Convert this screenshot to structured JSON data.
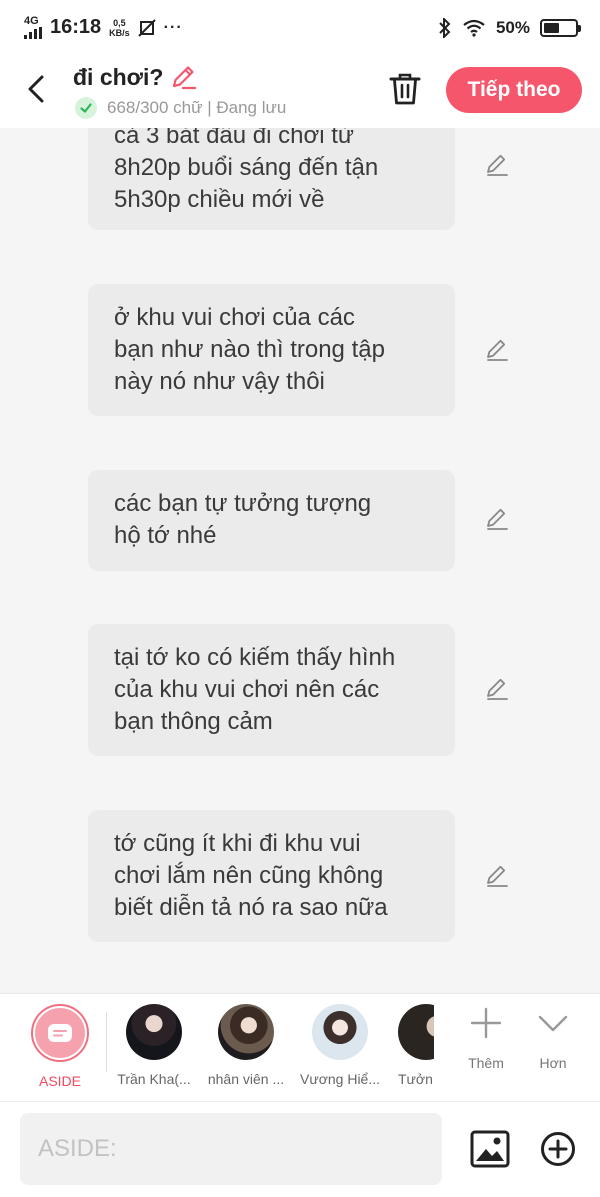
{
  "status_bar": {
    "network": "4G",
    "time": "16:18",
    "speed_value": "0,5",
    "speed_unit": "KB/s",
    "dots": "···",
    "battery_text": "50%",
    "battery_level": 0.5
  },
  "header": {
    "title": "đi chơi?",
    "word_count": "668/300 chữ | Đang lưu",
    "next_label": "Tiếp theo",
    "accent_color": "#f5566c"
  },
  "messages": [
    {
      "lines": [
        "cả 3 bắt đầu đi chơi từ",
        "8h20p buổi sáng đến tận",
        "5h30p chiều mới về"
      ]
    },
    {
      "lines": [
        "ở khu vui chơi của các",
        "bạn như nào thì trong tập",
        "này nó như vậy thôi"
      ]
    },
    {
      "lines": [
        "các bạn tự tưởng tượng",
        "hộ tớ nhé"
      ]
    },
    {
      "lines": [
        "tại tớ ko có kiếm thấy hình",
        "của khu vui chơi nên các",
        "bạn thông cảm"
      ]
    },
    {
      "lines": [
        "tớ cũng ít khi đi khu vui",
        "chơi lắm nên cũng không",
        "biết diễn tả nó ra sao nữa"
      ]
    }
  ],
  "characters": [
    {
      "name": "ASIDE"
    },
    {
      "name": "Trần Kha(..."
    },
    {
      "name": "nhân viên ..."
    },
    {
      "name": "Vương Hiể..."
    },
    {
      "name": "Tưởn"
    }
  ],
  "tools": {
    "add_label": "Thêm",
    "more_label": "Hơn"
  },
  "input": {
    "placeholder": "ASIDE:"
  }
}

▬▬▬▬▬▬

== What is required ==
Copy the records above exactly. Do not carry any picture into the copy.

== Solved problem ==
Convert this screenshot to structured JSON data.
{
  "status_bar": {
    "network": "4G",
    "time": "16:18",
    "speed_value": "0,5",
    "speed_unit": "KB/s",
    "dots": "···",
    "battery_text": "50%",
    "battery_level": 0.5
  },
  "header": {
    "title": "đi chơi?",
    "word_count": "668/300 chữ | Đang lưu",
    "next_label": "Tiếp theo",
    "accent_color": "#f5566c"
  },
  "messages": [
    {
      "lines": [
        "cả 3 bắt đầu đi chơi từ",
        "8h20p buổi sáng đến tận",
        "5h30p chiều mới về"
      ]
    },
    {
      "lines": [
        "ở khu vui chơi của các",
        "bạn như nào thì trong tập",
        "này nó như vậy thôi"
      ]
    },
    {
      "lines": [
        "các bạn tự tưởng tượng",
        "hộ tớ nhé"
      ]
    },
    {
      "lines": [
        "tại tớ ko có kiếm thấy hình",
        "của khu vui chơi nên các",
        "bạn thông cảm"
      ]
    },
    {
      "lines": [
        "tớ cũng ít khi đi khu vui",
        "chơi lắm nên cũng không",
        "biết diễn tả nó ra sao nữa"
      ]
    }
  ],
  "characters": [
    {
      "name": "ASIDE"
    },
    {
      "name": "Trần Kha(..."
    },
    {
      "name": "nhân viên ..."
    },
    {
      "name": "Vương Hiể..."
    },
    {
      "name": "Tưởn"
    }
  ],
  "tools": {
    "add_label": "Thêm",
    "more_label": "Hơn"
  },
  "input": {
    "placeholder": "ASIDE:"
  }
}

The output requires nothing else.